On Wednesday 14th November, there is to be a hearing in the Grand Chamber of the European Court of Human Rights in the case of Lorraine Allen (nee Harris) versus the UK. Mrs Allen is claiming that the UK government wrongly denied her compensation for her wrongful conviction for shaking her baby son to death. Her conviction was overturned in 2005 (see details of her case here…). The hearing will consider whether somebody who wins an appeal and has their conviction overturned, is then to be considered ‘innocent’. As an article in The Independent newspaper explains:
Hugh Southey QC, Mrs Allen’s barrister, added: “The issue for the court is whether the UK has infringed her right to a presumption of innocence by refusing her compensation. Anyone who has been refused compensation on this basis will benefit. This is not an isolated case.”
The case, which will be heard by 20 judges, wound up in Europe after John Reid, then Home Secretary, refused an initial appeal for compensation in 2006. The High Court refused her attempt to challenge the decision by judicial review, and a subsequent appeal was dismissed in 2008.
In the UK, rules on compensation for victims of miscarriages of justice have been tightened up considerably, so that you have to be able to clearly demonstrate that a ‘newly discovered fact(s)’ used in your appeal shows that you are innocent. Many fail to satisfy the Home Office of this.
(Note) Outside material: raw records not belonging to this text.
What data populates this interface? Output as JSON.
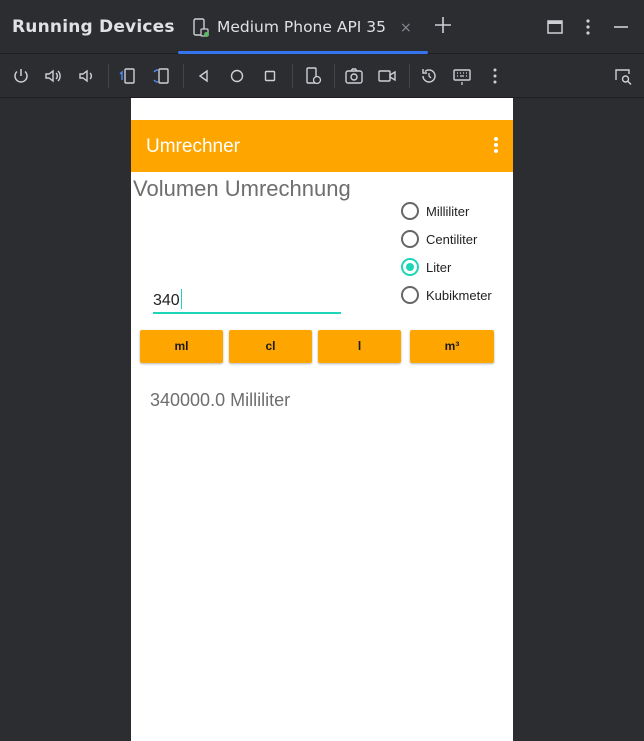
{
  "ide": {
    "panel_title": "Running Devices",
    "tab_label": "Medium Phone API 35",
    "tab_close": "×"
  },
  "toolbar": {
    "icons": [
      "power-icon",
      "volume-up-icon",
      "volume-down-icon",
      "rotate-left-icon",
      "rotate-right-icon",
      "back-icon",
      "home-icon",
      "overview-icon",
      "device-settings-icon",
      "screenshot-icon",
      "screen-record-icon",
      "reset-icon",
      "keyboard-icon",
      "more-icon",
      "device-mirror-icon"
    ]
  },
  "app": {
    "title": "Umrechner",
    "heading": "Volumen Umrechnung",
    "radios": [
      {
        "label": "Milliliter",
        "checked": false
      },
      {
        "label": "Centiliter",
        "checked": false
      },
      {
        "label": "Liter",
        "checked": true
      },
      {
        "label": "Kubikmeter",
        "checked": false
      }
    ],
    "input_value": "340",
    "buttons": [
      "ml",
      "cl",
      "l",
      "m³"
    ],
    "result": "340000.0 Milliliter"
  },
  "colors": {
    "accent": "#ffa500",
    "radio_active": "#1dd6b8",
    "tab_highlight": "#3574f0",
    "ide_bg": "#2b2d30"
  }
}
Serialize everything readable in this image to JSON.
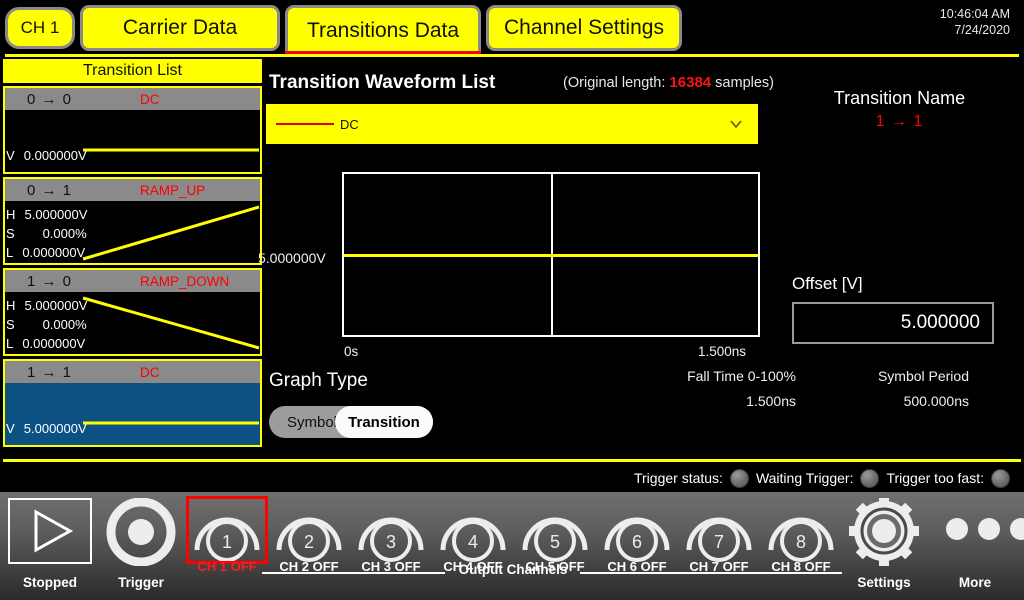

I, along with many others, await the ruling of the Court with anticipation. I hope that the 20 judges seize the opportunity to expound an unequivocal principle that those who are exonerated return to their original ‘innocent’ state and whilst they should be entitled to compensation, perhaps most importantly, they should be considered ‘innocent’ in the eyes of the State, and treated as such. I shall of course update readers as news comes in.